The Social Contact Theory is a sociological concept that explores the idea that increased contact between members of different social groups can help to reduce prejudice and foster positive relationships. This theory suggests that when individuals from different backgrounds interact and engage in meaningful contact, it can lead to greater understanding, empathy, and acceptance.
Understanding the Social Contact Theory
The Social Contact Theory was initially developed by Gordon Allport in 1954. Allport believed that contact between different groups could help to break down stereotypes and reduce prejudice. According to this theory, the key factor influencing the effect of contact is the nature of the interaction itself.
Intergroup Contact Conditions:
- Equal Status: For contact to be effective, it is crucial that individuals from different groups have equal status within the situation. This helps to promote a sense of cooperation and equality among participants.
- Common Goals: Collaborative efforts towards common goals can foster positive relationships between groups.
When individuals work together towards a shared objective, it can help to break down barriers and promote intergroup harmony.
- Cooperative Activities: Engaging in activities where members of different groups must cooperate can be an effective way to promote positive intergroup relations. By working together and relying on one another, individuals develop greater trust and understanding.
- Social Norms: When social norms support positive intergroup relations, it can enhance the effectiveness of contact between groups. Societies that promote tolerance and inclusivity tend to have more successful outcomes when implementing this theory.
The Role of Contact in Reducing Prejudice:
Contact between members of different social groups has been shown to have a significant impact on reducing prejudice. This can occur through several mechanisms:
- Increased Knowledge: Contact provides an opportunity for individuals to learn more about other groups, their cultures, and their experiences. This increased knowledge can help to challenge existing stereotypes and misconceptions.
- Empathy and Perspective-Taking: Genuine contact allows individuals to see the world from the perspective of others.
This can foster empathy, understanding, and a greater appreciation for the challenges faced by members of different groups.
- Personalized Relationships: Positive contact can lead to the formation of individualized relationships between members of different groups. These personal connections can help to break down barriers and promote positive attitudes towards the entire group.
- Reduced Anxiety: Contact can help to reduce anxiety and fear associated with interacting with members of different groups. As individuals become more familiar with one another, they are more likely to feel comfortable and at ease in future interactions.
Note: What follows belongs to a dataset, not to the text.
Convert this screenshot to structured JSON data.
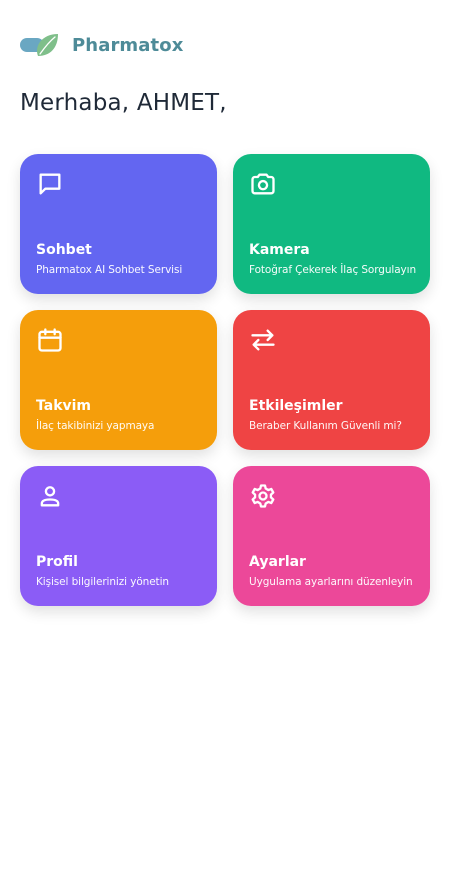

Evidence Supporting the Social Contact Theory
The Social Contact Theory has been extensively studied in various contexts, providing evidence for its effectiveness in reducing prejudice and promoting positive intergroup relations.
A classic example is the Robbers Cave experiment conducted by Muzafer Sherif in 1954. The study involved two groups of boys who were brought together in a summer camp setting.
Initially, the two groups exhibited hostility towards each other. However, when they were forced to work together towards common goals, their attitudes improved significantly, leading to increased cooperation and friendship between the boys.
In another study conducted by Thomas F. Pettigrew in 1998, it was found that intergroup contact was associated with reduced prejudice among individuals living in both segregated and non-segregated communities. The study highlighted that positive contact experiences had a significant impact on promoting tolerance and reducing prejudice.
The Social Contact Theory provides valuable insights into how increased contact between different social groups can help to reduce prejudice and foster positive relationships. By creating opportunities for individuals from diverse backgrounds to interact, societies can work towards building a more inclusive and harmonious world.